Theranostics 2020; 10(14):6113-6121. doi:10.7150/thno.46569 This issue Cite
1. Department of Radiology, Union Hospital, Tongji Medical College, Huazhong University of Science and Technology, Wuhan 430022, China
2. Hubei Province Key Laboratory of Molecular Imaging, Wuhan 430022, China
3. Institute of Hematology, Union Hospital, Tongji Medical College, Huazhong University of Science and Technology, Wuhan, Hubei 430022, China
#Lingli Li and Lian Yang contributed equally to this work.
*Yu Hu and Chuansheng Zheng contributed equally to this work.
Rationale: To retrospectively analyze serial chest CT and clinical features in patients with coronavirus disease 2019 (COVID-19) for the assessment of temporal changes and to investigate how the changes differ in survivors and nonsurvivors.
Methods: The consecutive records of 93 patients with confirmed COVID-19 who were admitted to Wuhan Union Hospital from January 10, 2020, to February 22, 2020, were retrospectively reviewed. A series of chest CT findings and clinical data were collected and analyzed. The serial chest CT scans were scored on a semiquantitative basis according to the extent of pulmonary abnormalities. Chest CT scores in different periods (0 - 5 days, 6 - 10 days, 11 - 15 days, 16 - 20 days, and > 20 days) since symptom onset were compared between survivors and nonsurvivors, and the temporal trend of the radiographic-clinical features was analyzed.
Results: The final cohort consisted of 93 patients: 68 survivors and 25 nonsurvivors. Nonsurvivors were significantly older than survivors. For both survivors and nonsurvivors, the chest CT scores were not different in the first period (0 - 5 days) but diverged afterwards. The mortality rate of COVID-19 monotonously increased with chest CT scores, which positively correlated with the neutrophil-to-lymphocyte ratio, neutrophil percentage, D-dimer level, lactate dehydrogenase level and erythrocyte sedimentation rate, while negatively correlated with the lymphocyte percentage and lymphocyte count.
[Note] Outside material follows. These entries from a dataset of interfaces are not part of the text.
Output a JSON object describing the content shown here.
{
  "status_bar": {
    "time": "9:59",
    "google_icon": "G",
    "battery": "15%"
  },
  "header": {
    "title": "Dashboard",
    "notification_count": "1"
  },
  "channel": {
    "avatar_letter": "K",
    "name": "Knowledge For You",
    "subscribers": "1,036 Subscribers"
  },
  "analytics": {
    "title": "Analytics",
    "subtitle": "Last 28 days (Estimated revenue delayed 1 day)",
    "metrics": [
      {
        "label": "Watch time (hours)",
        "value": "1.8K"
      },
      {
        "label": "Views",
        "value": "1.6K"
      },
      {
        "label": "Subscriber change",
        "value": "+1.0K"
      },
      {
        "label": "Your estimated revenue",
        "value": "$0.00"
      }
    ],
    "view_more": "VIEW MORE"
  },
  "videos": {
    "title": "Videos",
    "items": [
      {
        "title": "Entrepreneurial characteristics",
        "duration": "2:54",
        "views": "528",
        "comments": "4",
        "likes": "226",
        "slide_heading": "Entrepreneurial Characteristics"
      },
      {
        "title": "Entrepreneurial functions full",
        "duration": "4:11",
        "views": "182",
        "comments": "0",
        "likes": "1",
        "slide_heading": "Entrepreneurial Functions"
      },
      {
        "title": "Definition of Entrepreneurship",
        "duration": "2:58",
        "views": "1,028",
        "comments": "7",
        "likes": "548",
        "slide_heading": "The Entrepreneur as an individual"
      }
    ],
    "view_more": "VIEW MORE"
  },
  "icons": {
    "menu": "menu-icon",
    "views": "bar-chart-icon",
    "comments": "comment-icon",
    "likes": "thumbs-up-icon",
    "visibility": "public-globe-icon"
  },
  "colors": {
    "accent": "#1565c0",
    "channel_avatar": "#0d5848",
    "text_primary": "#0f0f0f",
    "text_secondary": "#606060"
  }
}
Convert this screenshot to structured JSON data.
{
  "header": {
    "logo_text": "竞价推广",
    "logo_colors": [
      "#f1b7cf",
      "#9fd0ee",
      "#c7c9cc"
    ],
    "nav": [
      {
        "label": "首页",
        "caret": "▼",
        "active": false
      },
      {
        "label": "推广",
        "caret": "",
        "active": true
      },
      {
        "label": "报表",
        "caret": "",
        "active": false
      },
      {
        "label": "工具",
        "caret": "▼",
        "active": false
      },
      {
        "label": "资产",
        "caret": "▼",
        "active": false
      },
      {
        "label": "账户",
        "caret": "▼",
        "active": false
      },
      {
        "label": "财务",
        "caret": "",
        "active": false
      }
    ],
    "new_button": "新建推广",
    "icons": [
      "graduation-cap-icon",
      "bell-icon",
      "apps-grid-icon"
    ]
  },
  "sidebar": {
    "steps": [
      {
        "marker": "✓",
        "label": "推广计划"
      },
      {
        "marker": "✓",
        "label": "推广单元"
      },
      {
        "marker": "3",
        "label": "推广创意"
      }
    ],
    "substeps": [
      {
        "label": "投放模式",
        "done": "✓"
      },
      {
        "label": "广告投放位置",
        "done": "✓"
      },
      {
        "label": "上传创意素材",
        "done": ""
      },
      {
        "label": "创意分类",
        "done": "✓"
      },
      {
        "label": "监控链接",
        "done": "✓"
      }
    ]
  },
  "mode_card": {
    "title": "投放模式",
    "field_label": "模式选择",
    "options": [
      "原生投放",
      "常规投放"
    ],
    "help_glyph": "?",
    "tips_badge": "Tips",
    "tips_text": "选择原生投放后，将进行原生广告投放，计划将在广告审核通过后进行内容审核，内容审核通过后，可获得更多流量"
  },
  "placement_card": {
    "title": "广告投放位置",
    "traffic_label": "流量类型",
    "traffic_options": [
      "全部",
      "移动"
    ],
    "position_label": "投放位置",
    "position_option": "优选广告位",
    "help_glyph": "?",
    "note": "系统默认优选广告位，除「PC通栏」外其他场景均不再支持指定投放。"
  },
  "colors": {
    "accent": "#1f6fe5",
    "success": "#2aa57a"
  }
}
Conclusions: Chest CT scores correlate well with risk factors for mortality over periods, thus they may be used as a prognostic indicator in COVID-19. While higher chest CT scores are associated with a higher mortality rate, CT images taken at least 6 days since symptom onset may contain more prognostic information than images taken at an earlier period.
Keywords: X-Ray Computed Tomography, Viral Pneumonia, COVID-19, Outcome